"Alternative Medicine" As Self-Care

William T. Jarvis, Ph.D.

Much of "alternative medicine" is neither used alternatively nor can accurately be called "medicine." Many approaches are simply questionable forms of self-care or extended self-care. Self-care involves the purchase of products, and extended self-care the use of health-related services without a prescription. Such practices are questionable when they lack answers to the basic questions of what they actually are and whether they are safe and effective.

Most consumers who patronize "alternative" providers who are not physicians do not consider their services to be on a par with physicians. Rather, they try them to see whether they have discernable value. Such providers have long stated that their businesses are sustained by medicine's failures. In other words, that patients who have not been cured by standard medical care turn to them as a form of self-experimentation. However, these nonmedical practitioners have yet to reveal how many of these "medical failures" they actually help to improve. "

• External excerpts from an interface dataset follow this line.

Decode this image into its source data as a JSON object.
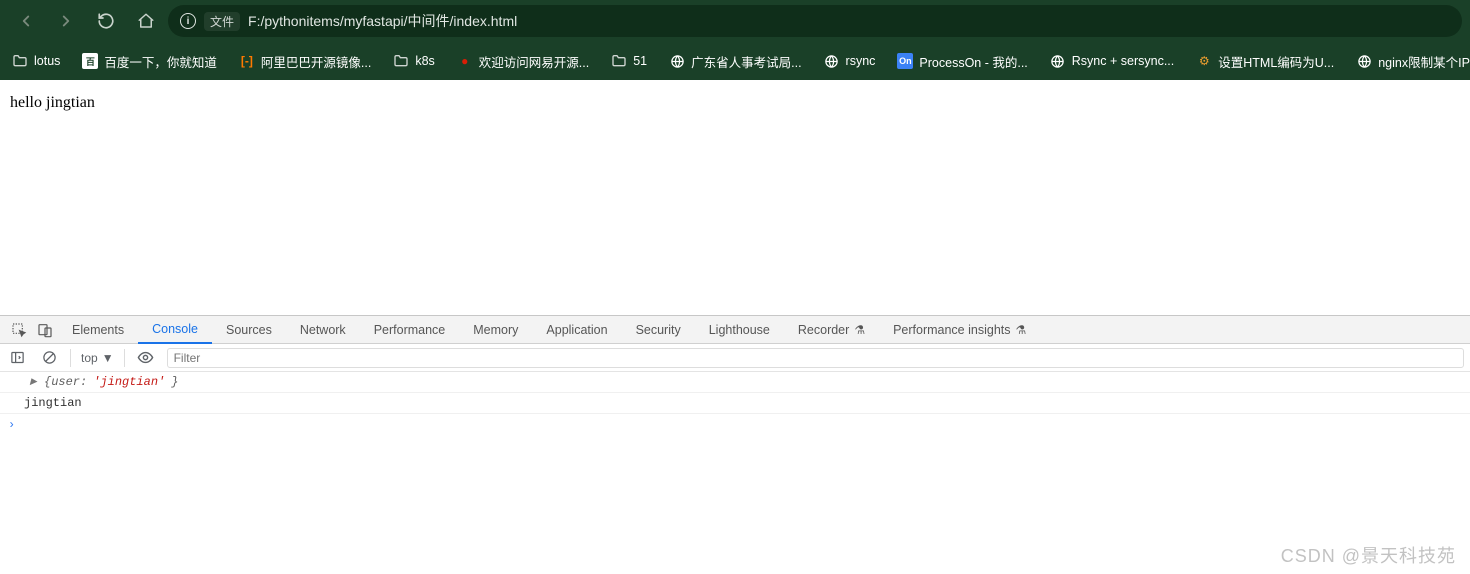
{
  "browser": {
    "url_chip": "文件",
    "url_path": "F:/pythonitems/myfastapi/中间件/index.html"
  },
  "bookmarks": [
    {
      "icon": "folder",
      "label": "lotus"
    },
    {
      "icon": "baidu",
      "label": "百度一下，你就知道"
    },
    {
      "icon": "aliyun",
      "label": "阿里巴巴开源镜像..."
    },
    {
      "icon": "folder",
      "label": "k8s"
    },
    {
      "icon": "netease",
      "label": "欢迎访问网易开源..."
    },
    {
      "icon": "folder",
      "label": "51"
    },
    {
      "icon": "globe",
      "label": "广东省人事考试局..."
    },
    {
      "icon": "globe",
      "label": "rsync"
    },
    {
      "icon": "processon",
      "label": "ProcessOn - 我的..."
    },
    {
      "icon": "globe",
      "label": "Rsync + sersync..."
    },
    {
      "icon": "gear",
      "label": "设置HTML编码为U..."
    },
    {
      "icon": "globe",
      "label": "nginx限制某个IP同..."
    }
  ],
  "page": {
    "text": "hello jingtian"
  },
  "devtools": {
    "tabs": [
      "Elements",
      "Console",
      "Sources",
      "Network",
      "Performance",
      "Memory",
      "Application",
      "Security",
      "Lighthouse",
      "Recorder",
      "Performance insights"
    ],
    "active_tab": "Console",
    "context": "top",
    "filter_placeholder": "Filter",
    "console_obj_prefix": "{user: ",
    "console_obj_value": "'jingtian'",
    "console_obj_suffix": "}",
    "console_line2": "jingtian"
  },
  "watermark": "CSDN @景天科技苑"
}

Alternative" practitioners use popular but poorly defined buzzwords such as "natural," "nontoxic," "cleansing," "holistic." Their "never-say-die" approaches and willingness to try something else when the psychological effects of the last modality wear off keep some chronic sufferers coming back, but most patients give up when results are not apparent. A small minority who don't like physicians and use chiropractors, homeopaths, or naturopaths as their primary-care providers truly patronize what can accurately be dubbed "alternative health care." However, over the past three decades, there has been little, if any, increase in the percentages of people who do this.

In addition to questionable products and services, unusual lifestyle practices have been dubbed "alternative" because they lack clear proof of value. These include meditation, yoga, prayer, and deep breathing exercises. Failure to realize this has produced some faulty business decisions by entrepreneurs who have tried to capitalize on the overzealous media coverage that seemed to indicate that something remarkable was happening among health-care consumers. Business at the "complementary" and "integrative" medicine clinics has not lived up to their publicity. People favor openmindedness to promising new methods by medical doctors, but they expect health professionals to act responsibly and will hold them accountable if they don't.

People also believe in their individuality and tend to trust their own judgment. Self-care has always included a certain degree of empiricism in which people with persistent health problems, real or imagined, have been willing to give almost anything a try. Most of the growth of the "alternative" health care field has been in the sales of over-the-counter herbal remedies as "dietary supplements." Sales have been stimulated by a combination of massive publicity plus marketing through drugstore chains , supermarkets, multilevel distributors, and other retail outlets. Yet surveys have found that many consumers are dissatisfied with the quality of supplement and herbal products and favor greater oversight by the government. The herbal fads appear to be losing their glow as people learn more about their risks and, at best, modest benefits.

Seasoned observers have likened the "alternative" health-care marketplace to a "gold rush." A few people have gotten rich quickly, but the majority will spend more money chasing the gold than that isn't there.


Dr. Jarvis founded and was president of the National Council Against Health Fraud. In 2000, he retired from Loma Linda University, where for many years he served as Professor of Public Health and Preventive Medicine at the School of Medicine and Public Health.

This article was posted on December 1, 2000.